# PROBLEM DETAILS
Find every line of the data below that has "kind" in it. Reply with the number only.

Dataset rows describing interfaces:
=== Section Start ===
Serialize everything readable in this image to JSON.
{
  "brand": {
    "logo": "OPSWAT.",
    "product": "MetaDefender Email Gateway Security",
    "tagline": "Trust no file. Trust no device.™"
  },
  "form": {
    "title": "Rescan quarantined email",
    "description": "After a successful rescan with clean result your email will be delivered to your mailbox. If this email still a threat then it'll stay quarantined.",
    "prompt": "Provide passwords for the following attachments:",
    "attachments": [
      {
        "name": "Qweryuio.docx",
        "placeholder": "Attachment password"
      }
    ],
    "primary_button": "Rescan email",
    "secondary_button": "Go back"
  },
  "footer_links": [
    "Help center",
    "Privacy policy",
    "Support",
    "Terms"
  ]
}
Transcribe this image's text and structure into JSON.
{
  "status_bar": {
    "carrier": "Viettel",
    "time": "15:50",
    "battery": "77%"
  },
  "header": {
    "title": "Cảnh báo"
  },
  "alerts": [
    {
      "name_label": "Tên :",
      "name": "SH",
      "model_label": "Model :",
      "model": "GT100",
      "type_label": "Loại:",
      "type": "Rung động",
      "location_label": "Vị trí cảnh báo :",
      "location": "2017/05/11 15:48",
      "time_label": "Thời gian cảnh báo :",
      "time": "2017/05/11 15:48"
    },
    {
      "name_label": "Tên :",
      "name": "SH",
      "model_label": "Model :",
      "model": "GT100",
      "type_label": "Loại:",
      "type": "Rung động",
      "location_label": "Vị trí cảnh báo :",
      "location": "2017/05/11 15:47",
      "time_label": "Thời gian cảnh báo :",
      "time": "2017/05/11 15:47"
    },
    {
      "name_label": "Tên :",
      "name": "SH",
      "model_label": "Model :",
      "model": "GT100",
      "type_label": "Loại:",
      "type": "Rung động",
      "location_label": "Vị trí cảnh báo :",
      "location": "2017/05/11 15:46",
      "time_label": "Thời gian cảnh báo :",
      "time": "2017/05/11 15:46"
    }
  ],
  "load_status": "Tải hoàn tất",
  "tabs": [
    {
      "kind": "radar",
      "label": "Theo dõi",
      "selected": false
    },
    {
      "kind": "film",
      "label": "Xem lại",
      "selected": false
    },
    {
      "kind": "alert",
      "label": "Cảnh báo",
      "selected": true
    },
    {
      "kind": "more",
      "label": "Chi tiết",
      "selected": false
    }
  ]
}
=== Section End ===
# RESPONSE BELOW
4